In early 2020, John Horgan and his NDP government introduced new legislation that aimed to reduce the high costs of auto insurance in BC. It’s a good start, but it’s not enough.
By | Nina Stofati
British Columbia is notorious for its high cost of living.
The province has broken a number of fiscal records in the past few months as gas prices skyrocket and inflation shatters a 31-year national record.
British Columbians are subjected exceptionally high tariffs for auto insurance with annual costs topping $1832, making BC the most expensive province for auto insurance.
For years, ICBC has monopolized the auto insurance sector. Since the pandemic began, many prospective drivers have struggled to book road tests due to backlog that ICBC claims is a result of provincial pandemic restrictions.
This has left a waitlist of over 50,000 new drivers.
Due to this monopoly, British Columbians have no way of escaping ICBC’s inflated premiums and lack of available services.
British Columbia came close to reaching autonomy from ICBC during the 2020 provincial election. Part of the BC Liberals’ platform involved scrapping public auto insurance.
However, the party fell short as the NDP won the largest majority in decades, meaning that ICBC is here to stay until the next election.
MLAs and politicians all across the province have introduced a number of plans to ease financial stress. Unfortunately, these plans have amounted to tax hikes, which primarily affect the middle class.
Privatizing car insurance and scrapping ICBC could be the first step to making this province more affordable. With ICBC out of the way, the competitive private market would ultimately reduce costs.

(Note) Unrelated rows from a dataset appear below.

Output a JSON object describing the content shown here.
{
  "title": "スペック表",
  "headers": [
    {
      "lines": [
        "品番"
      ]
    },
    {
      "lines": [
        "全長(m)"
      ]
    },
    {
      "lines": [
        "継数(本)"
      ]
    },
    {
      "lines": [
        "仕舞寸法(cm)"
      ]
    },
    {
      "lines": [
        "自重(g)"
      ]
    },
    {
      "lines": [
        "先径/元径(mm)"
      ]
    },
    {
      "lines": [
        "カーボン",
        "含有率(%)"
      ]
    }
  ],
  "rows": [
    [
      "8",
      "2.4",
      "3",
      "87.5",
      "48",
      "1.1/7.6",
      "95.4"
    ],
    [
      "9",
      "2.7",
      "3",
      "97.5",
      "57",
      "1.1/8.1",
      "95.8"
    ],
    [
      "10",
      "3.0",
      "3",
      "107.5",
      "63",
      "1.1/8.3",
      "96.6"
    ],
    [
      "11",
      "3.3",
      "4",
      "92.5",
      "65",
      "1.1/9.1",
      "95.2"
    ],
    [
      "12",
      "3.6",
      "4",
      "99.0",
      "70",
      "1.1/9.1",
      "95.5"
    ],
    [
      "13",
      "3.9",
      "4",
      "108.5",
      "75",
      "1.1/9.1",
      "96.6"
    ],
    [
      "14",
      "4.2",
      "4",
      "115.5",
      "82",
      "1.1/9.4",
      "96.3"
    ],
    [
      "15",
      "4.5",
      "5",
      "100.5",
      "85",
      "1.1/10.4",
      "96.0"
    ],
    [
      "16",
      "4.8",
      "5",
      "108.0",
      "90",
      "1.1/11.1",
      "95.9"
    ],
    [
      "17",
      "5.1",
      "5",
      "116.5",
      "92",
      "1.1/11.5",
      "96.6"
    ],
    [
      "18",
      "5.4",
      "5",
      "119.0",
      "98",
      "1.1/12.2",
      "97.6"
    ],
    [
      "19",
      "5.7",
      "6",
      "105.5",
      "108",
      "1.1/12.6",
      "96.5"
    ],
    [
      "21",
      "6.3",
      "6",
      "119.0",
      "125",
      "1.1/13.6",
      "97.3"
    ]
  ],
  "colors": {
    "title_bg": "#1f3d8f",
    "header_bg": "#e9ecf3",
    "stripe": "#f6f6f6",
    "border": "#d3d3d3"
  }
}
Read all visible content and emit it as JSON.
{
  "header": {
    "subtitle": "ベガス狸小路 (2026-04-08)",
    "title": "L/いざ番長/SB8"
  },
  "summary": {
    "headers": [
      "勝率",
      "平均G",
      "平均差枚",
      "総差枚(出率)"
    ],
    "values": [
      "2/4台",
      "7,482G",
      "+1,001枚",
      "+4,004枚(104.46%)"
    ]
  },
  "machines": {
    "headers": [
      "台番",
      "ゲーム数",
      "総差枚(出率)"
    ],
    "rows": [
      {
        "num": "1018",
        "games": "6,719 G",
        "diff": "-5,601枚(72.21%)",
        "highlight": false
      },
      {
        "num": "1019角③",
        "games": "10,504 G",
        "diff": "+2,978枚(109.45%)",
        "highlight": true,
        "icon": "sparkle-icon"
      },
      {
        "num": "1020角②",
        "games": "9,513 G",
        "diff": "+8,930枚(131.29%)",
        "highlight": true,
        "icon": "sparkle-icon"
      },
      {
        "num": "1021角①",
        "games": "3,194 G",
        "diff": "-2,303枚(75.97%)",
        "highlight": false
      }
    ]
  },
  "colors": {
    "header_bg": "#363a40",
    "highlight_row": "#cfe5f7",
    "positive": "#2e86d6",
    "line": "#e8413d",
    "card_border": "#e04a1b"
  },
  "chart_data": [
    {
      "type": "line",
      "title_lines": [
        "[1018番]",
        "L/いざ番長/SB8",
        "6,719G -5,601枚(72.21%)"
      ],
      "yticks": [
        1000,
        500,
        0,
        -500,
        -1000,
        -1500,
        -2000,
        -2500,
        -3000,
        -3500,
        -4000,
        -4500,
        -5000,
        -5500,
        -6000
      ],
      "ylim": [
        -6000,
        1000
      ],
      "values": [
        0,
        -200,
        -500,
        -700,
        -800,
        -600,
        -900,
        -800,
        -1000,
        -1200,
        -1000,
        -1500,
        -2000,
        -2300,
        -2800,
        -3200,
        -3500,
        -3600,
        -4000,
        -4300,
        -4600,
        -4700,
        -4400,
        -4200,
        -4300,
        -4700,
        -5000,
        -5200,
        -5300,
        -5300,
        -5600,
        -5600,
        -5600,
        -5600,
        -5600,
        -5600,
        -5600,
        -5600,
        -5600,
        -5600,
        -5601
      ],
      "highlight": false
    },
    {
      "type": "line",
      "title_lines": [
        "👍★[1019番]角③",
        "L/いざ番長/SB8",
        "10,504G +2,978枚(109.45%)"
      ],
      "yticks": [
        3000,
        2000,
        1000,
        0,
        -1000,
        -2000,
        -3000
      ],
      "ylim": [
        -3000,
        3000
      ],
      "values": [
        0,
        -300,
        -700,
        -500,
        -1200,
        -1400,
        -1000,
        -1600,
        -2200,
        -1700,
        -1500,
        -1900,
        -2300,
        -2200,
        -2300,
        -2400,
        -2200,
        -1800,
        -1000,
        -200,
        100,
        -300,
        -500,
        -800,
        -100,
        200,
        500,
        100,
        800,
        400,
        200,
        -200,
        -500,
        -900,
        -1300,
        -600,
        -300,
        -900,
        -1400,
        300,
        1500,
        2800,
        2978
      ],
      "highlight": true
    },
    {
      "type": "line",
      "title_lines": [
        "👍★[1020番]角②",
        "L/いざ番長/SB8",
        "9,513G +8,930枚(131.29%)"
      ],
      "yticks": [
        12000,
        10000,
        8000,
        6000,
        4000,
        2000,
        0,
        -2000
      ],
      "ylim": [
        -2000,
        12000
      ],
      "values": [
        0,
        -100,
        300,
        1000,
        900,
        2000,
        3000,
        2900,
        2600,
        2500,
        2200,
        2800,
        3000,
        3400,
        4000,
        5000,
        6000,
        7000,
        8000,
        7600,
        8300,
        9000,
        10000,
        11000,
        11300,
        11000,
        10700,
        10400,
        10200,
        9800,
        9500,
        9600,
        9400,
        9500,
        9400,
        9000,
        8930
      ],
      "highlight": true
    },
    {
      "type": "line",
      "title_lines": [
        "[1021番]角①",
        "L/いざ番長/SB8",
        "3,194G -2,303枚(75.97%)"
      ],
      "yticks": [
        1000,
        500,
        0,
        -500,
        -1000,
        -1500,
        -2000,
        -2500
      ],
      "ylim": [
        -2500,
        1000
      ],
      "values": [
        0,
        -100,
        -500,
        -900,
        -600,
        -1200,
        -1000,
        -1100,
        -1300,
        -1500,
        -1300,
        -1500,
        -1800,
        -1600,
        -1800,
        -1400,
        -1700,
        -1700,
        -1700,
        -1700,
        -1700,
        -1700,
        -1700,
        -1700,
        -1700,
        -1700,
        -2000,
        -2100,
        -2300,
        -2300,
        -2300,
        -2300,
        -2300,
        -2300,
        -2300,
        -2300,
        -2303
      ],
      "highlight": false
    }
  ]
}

The current manipulation that BC residents face from ICBC and their lobbies will be eliminated once auto insurance is no longer publicly owned by the government.